Rob Oller commentary: Matta takes OSU where few football schools go
The main reason Ohio State deserves applause for its play under coach Thad Matta — the Buckeyes have been seeded No. 1 or No. 2 in six of their past seven NCAA Tournament appearances — has more to do with football than basketball.
Powerhouse football schools traditionally don’t excel in basketball, and especially not at the highest level of the NCAA Tournament. The reasons are multiple, but essentially the best high-school players want to attend basketball schools, not football schools that happen to play basketball. Similarly, the best college basketball coaches want to work where their sport is king.
Credit Matta for negating those obvious disadvantages by recruiting “basketball school” talent that nearly matches what North Carolina, Duke and Kentucky bring in. Of course, just coming close usually is not good enough to topple those hoops titans, but at least Ohio State — with Florida a close second — competes with those powers better than any football school in the nation.
Matta also goes against the grain by saying he is comfortable in the No. 2 chair behind the No. 1 throne on which the Buckeyes’ football coach sits. Can you see John Calipari at Kentucky, Mike Krzyzewski at Duke or Bill Self at Kansas welcoming the idea of living in the shadow of a football program?
And now we reach the portion of our program where the naysayers insist that excuses are for losers, that Ohio State basketball should reach the Final Four at least every other season — two appearances since 2007 are not enough — because, well, this is Ohio State.
Reality check: Since 1960, when the Buckeyes won the NCAA championship, only two other football-first schools have won national basketball titles — Michigan in 1989 and Florida in 2006 and 2007. Additionally, only five football-centrics — OSU, Michigan, Florida State, Oklahoma and Florida — advanced to the title game during that span.
It is the rare school that nabs titles in both sports. Even then, the mountaintop experience is short-lived. Florida won the 2006 title with NBA-type talent and benefited when that talent returned to school for the 2006-2007 season rather than turn pro. Since then, the Gators have fared no better than No. 14 in the final Associated Press poll, missed the tournament in 2008 and 2009 and lost in the first round in 2010 before rebounding to reach the Elite Eight the past two seasons.
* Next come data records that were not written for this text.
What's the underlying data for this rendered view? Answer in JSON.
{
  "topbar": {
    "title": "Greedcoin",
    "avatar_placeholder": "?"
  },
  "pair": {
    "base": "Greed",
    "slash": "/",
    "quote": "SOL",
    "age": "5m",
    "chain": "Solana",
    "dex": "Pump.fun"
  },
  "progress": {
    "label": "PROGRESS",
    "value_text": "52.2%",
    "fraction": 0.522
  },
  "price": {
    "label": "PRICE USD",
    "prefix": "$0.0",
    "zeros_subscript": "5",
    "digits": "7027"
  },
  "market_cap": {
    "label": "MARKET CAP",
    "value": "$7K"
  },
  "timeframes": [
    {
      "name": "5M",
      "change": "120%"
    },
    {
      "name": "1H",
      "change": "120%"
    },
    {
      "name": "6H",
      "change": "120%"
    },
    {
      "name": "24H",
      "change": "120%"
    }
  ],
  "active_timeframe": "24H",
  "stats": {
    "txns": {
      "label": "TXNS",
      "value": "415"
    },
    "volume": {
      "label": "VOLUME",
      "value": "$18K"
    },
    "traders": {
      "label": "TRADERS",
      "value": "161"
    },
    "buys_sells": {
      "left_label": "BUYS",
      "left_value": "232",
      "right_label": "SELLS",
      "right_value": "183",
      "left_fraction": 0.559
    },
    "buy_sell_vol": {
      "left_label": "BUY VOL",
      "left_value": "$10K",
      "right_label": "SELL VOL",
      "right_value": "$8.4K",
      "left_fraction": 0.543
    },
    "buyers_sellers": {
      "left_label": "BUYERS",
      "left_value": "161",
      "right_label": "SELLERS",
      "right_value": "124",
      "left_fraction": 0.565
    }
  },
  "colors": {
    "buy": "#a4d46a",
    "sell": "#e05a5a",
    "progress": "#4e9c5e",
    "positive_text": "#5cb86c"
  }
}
By comparison, Ohio State missed the tournament in 2008, lost in the first round in 2009, reached the Sweet 16 in 2010 and 2011 and made the Final Four last season. The Buckeyes have finished in the top 10 of the AP poll each of the past four seasons.
Clearly, Ohio State and Florida, which won the 2007 football title by defeating the Buckeyes, have achieved the most success in the two sports. Part of OSU’s achievement can be traced to a willingness to invest millions to make the basketball facilities first rate, but to suggest the Buckeyes should compete for a basketball national title each season is wishful thinking at best and arrogance at worst.
The truth is that Ohio State should fall in behind the top-tier basketball powers, which include Duke, Kansas, Kentucky, North Carolina and even Syracuse, Indiana, Michigan State and Louisville.
That the Buckeyes hold their own against most of those schools speaks to the real success of the program. Ohio State is one of only seven traditional football powers in this year’s field, and the Buckeyes share the highest seeding with the University of Miami (both No. 2s) among those schools.
Not a bad little machine Matta has produced out of a football factory.
Rob Oller is a sports reporter for The Dispatch.